This exercise calls for retyping every line below exactly, with the images omitted.

Web page and app entries
-- Opening Marker --

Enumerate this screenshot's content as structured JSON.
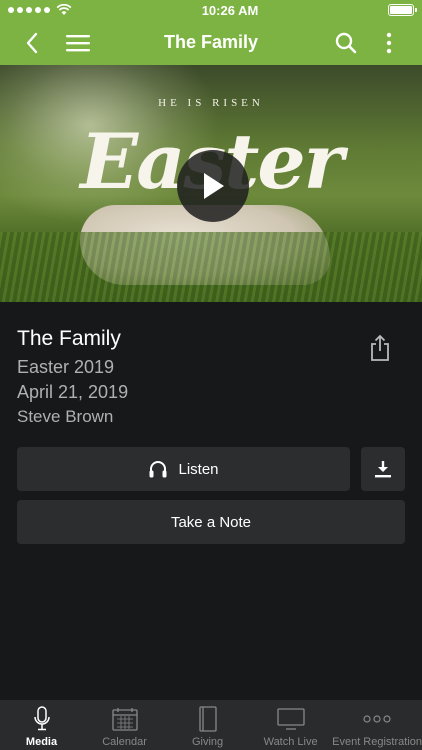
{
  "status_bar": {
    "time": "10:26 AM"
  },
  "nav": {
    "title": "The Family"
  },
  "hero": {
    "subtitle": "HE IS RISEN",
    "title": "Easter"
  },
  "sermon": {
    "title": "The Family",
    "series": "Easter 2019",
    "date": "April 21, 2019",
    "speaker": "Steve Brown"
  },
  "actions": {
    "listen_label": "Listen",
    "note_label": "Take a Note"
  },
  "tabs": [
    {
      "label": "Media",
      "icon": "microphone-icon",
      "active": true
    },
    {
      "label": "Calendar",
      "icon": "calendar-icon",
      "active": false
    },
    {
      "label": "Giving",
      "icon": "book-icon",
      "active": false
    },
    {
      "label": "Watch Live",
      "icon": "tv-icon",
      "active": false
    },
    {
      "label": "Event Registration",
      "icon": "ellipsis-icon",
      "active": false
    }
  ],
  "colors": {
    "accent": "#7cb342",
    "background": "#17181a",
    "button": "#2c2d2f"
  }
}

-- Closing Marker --

_Result of the task_:
Enumerate this screenshot's content as structured JSON.
{
  "status_bar": {
    "time": "10:26 AM"
  },
  "nav": {
    "title": "The Family"
  },
  "hero": {
    "subtitle": "HE IS RISEN",
    "title": "Easter"
  },
  "sermon": {
    "title": "The Family",
    "series": "Easter 2019",
    "date": "April 21, 2019",
    "speaker": "Steve Brown"
  },
  "actions": {
    "listen_label": "Listen",
    "note_label": "Take a Note"
  },
  "tabs": [
    {
      "label": "Media",
      "icon": "microphone-icon",
      "active": true
    },
    {
      "label": "Calendar",
      "icon": "calendar-icon",
      "active": false
    },
    {
      "label": "Giving",
      "icon": "book-icon",
      "active": false
    },
    {
      "label": "Watch Live",
      "icon": "tv-icon",
      "active": false
    },
    {
      "label": "Event Registration",
      "icon": "ellipsis-icon",
      "active": false
    }
  ],
  "colors": {
    "accent": "#7cb342",
    "background": "#17181a",
    "button": "#2c2d2f"
  }
}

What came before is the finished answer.